Jacklin has often pondered the reasons for Belushi’s disintegration in Los Angeles—and who, if anyone, is to blame. “I feel now that everything came down on him that week,” she says. “He was emotionally upset, he was overweight, and he was doing drugs.” She also admitted that John hated being alone. “I could blame Cathy Smith [a Hollywood groupie and drug supplier who claimed she gave Belushi the fatal injection of heroin and cocaine] for what happened, but it wasn’t her fault. There were plenty of other people besides Smith out there who realized, ‘Here’s a guy with money who wants drugs. I can get it and keep it coming.’ It would just take him over. He wouldn’t realize how fast things would escalate. And he was also probably reluctant to hang out with his friends at that point because he was afraid of the negative reaction he might get.” Jacklin believes John was on the verge of a breakthrough when he died. “He wanted to get away from drugs,” she insists. “I feel he was making a turn in his life. He had a lot of good things ahead of him. But it just stopped where it stopped.”

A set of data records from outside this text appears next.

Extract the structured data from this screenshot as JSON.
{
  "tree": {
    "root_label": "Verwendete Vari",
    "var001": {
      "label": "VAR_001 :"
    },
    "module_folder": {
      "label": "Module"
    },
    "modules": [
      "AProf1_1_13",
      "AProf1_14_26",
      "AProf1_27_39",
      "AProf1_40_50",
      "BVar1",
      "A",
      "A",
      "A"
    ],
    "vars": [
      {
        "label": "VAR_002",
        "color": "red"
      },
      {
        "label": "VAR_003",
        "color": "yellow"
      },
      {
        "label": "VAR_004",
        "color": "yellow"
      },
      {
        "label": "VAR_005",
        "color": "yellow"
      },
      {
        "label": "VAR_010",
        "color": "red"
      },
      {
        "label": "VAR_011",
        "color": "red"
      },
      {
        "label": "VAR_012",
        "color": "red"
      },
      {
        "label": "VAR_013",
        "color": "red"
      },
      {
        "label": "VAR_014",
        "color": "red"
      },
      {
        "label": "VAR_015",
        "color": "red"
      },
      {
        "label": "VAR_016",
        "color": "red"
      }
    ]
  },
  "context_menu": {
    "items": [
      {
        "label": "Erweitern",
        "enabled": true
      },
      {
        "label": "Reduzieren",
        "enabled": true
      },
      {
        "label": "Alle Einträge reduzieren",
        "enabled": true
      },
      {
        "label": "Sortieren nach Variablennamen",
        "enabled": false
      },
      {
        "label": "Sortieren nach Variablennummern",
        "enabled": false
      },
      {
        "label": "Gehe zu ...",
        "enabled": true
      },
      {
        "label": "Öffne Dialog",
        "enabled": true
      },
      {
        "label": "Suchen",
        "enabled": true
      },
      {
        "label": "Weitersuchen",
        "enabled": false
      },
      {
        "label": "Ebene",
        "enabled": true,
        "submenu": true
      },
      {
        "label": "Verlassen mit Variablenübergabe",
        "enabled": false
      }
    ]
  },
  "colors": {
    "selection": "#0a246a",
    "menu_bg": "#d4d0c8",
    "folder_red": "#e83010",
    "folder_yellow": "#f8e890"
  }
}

Jacklin is seeking to restore a semblance of normality to her shattered world. At her request, Bob Woodward of the Washington Post, unknown to Jacklin but also schooled in Wheaton, has begun to probe the circumstances surrounding Belushi’s death. She believes his discoveries (which Jacklin will not comment on) have helped prod an L.A. grand jury to open an investigation. With the reported $2 million she received from her husband’s life insurance, Jacklin has established a John Belushi Memorial Fund and made donations to several charities, including a Martha’s Vineyard community center, the Little Brothers of the Poor in Chicago and a South Dakota Indian reservation—all special interests of Belushi’s. In addition to putting together West Heaven, she has signed a contract with Doubleday to write a book about her first year of widowhood, and is collaborating with friend Anne Beatts on a sequel to Titters, a 1976 humor anthology for which Judy, a graphic artist, did the art design. A full-time career is a new experience for Jacklin. “John supported my talent and gave me encouragement,” she explains, “but when it came down to my doing something, he felt it took attention away from him. John needed that in a childlike way. Faced with the choice, I went with marriage. I’m glad I did.”
Jacklin is planning to sell her town house on Morton Street and move to a smaller home in a few weeks. “It’s a busier street, better for someone living alone,” she explains. But her social life is picking up again. “There’s a period of time after your partner dies when you’re not interested in sex,” she says. “For me, that was seven or eight months. At first you feel guilty about being alive.” Now, however, she is seeing someone regularly (she won’t identify him), “and the thing that’s positive about it is that it means an acceptance of John’s death.” She knows that the intensity of her years with John may never be duplicated. “It was adventurous, exciting and emotionally up and down, but it also had a peacefulness I’ll probably never have again.” Still, she is buoyed by the belief that ultimately it will be John’s life—as a comic and an actor—that people will remember. “I don’t feel John’s presence in the afterlife sense,” says Jacklin. “But I believe quite strongly that his energy has gone on.”